Originally, the market was open only to farmers selling their produce, but over time, the vendor population has expanded. Today, the market includes about 50 farmers from Maryland and Pennsylvania, more than forty food vendors and about 35 crafters selling their wares in the "bazaar" section of the event.

The market draws between 5,000 and 10,000 visitors every Sunday, depending on the season; the busiest day is usually the Sunday before Thanksgiving.

Farmers stress that the market is a great place not only for local produce and meat, but also for inspiration and education. Albright chats with his customers about issues that include agriculture regulations and the best way to cook beef tips.

"When people come to the market and interact with farmers, they get educated and change their perceptions and thoughts about how to eat. They eat healthier," he says.

But market vendors are not just in the business of lecturing. For vendors and customers alike, the social aspect of the market is an important part of its charm.

"The part you look forward to most is getting back to see the regular customers and other vendors you haven't seen in a few months," says Bartenfelder. "You get caught up on what the families are doing.

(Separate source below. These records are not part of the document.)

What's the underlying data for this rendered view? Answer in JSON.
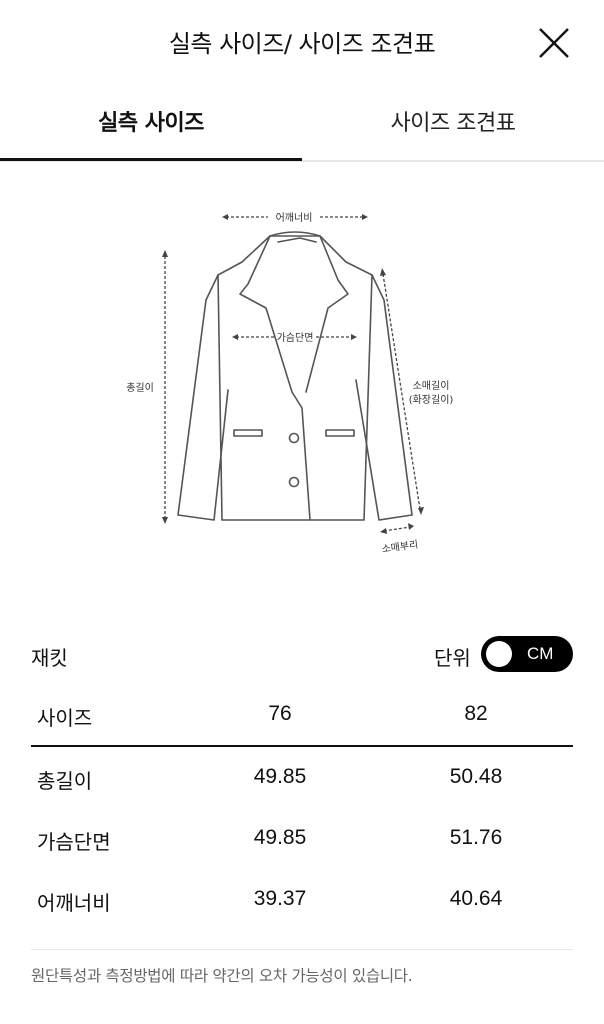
{
  "header": {
    "title": "실측 사이즈/ 사이즈 조견표"
  },
  "tabs": [
    {
      "label": "실측 사이즈",
      "active": true
    },
    {
      "label": "사이즈 조견표",
      "active": false
    }
  ],
  "diagram": {
    "labels": {
      "shoulder_width": "어깨너비",
      "chest": "가슴단면",
      "total_length": "총길이",
      "sleeve_length_line1": "소매길이",
      "sleeve_length_line2": "(화장길이)",
      "cuff": "소매부리"
    }
  },
  "table": {
    "product": "재킷",
    "unit_label": "단위",
    "unit_value": "CM",
    "columns": [
      "사이즈",
      "76",
      "82"
    ],
    "rows": [
      [
        "총길이",
        "49.85",
        "50.48"
      ],
      [
        "가슴단면",
        "49.85",
        "51.76"
      ],
      [
        "어깨너비",
        "39.37",
        "40.64"
      ]
    ]
  },
  "footnote": "원단특성과 측정방법에 따라 약간의 오차 가능성이 있습니다."
}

It's the social atmosphere, not just the business, that makes the market successful."

"I think it's the crown jewel of all East Coast markets. A Baltimore landmark," says Banks. "There's something down-to-earth and charming about strolling through the market at 7 a.m., eating a pit beef sandwich or ice cream that early.

"It's a type of character only Baltimore can give."

The Baltimore Farmers' Market & Bazaar is open every Sunday from April 7 through Dec. 22. The market opens at 7 a.m. and remains open until "sellout," which usually occurs around noon.

For more information about the Baltimore Farmers' Market & Bazaar, visit http://www.bop.org

For information about other farmer's markets in the city of Baltimore, visit http://baltimore.org/taste-baltimore/farmers-markets/

RECIPES

Banksy's Swiss chard with bacon

Robert Banksy, whose restaurant Banksy's Cafe (6080 Falls Road, Baltimore; 410-377-4444) is also a popular vendor at the Baltimore Farmers' Market, says that after a visit to the market, his ideal Sunday dinner would be Maryland oven-fried chicken, redskin potato salad and Swiss chard.

For the potatoes, Banksy says, "Go mayo-free and dress with Dijon mustard, fresh tarragon, shallots, salt, pepper, a splash of cider vinegar and chopped cornichons or capers."

He prepares the Swiss chard like traditional collard greens, with smoked pork or turkey leg, using the recipe below.

1 bunch (about 2 pounds) Swiss chard (can substitute kale or collard greens)

1/2 pound applewood smoked bacon, diced (can substitute smoked turkey leg)

4 whole garlic cloves, peeled

1.5 quarts chicken or vegetable stock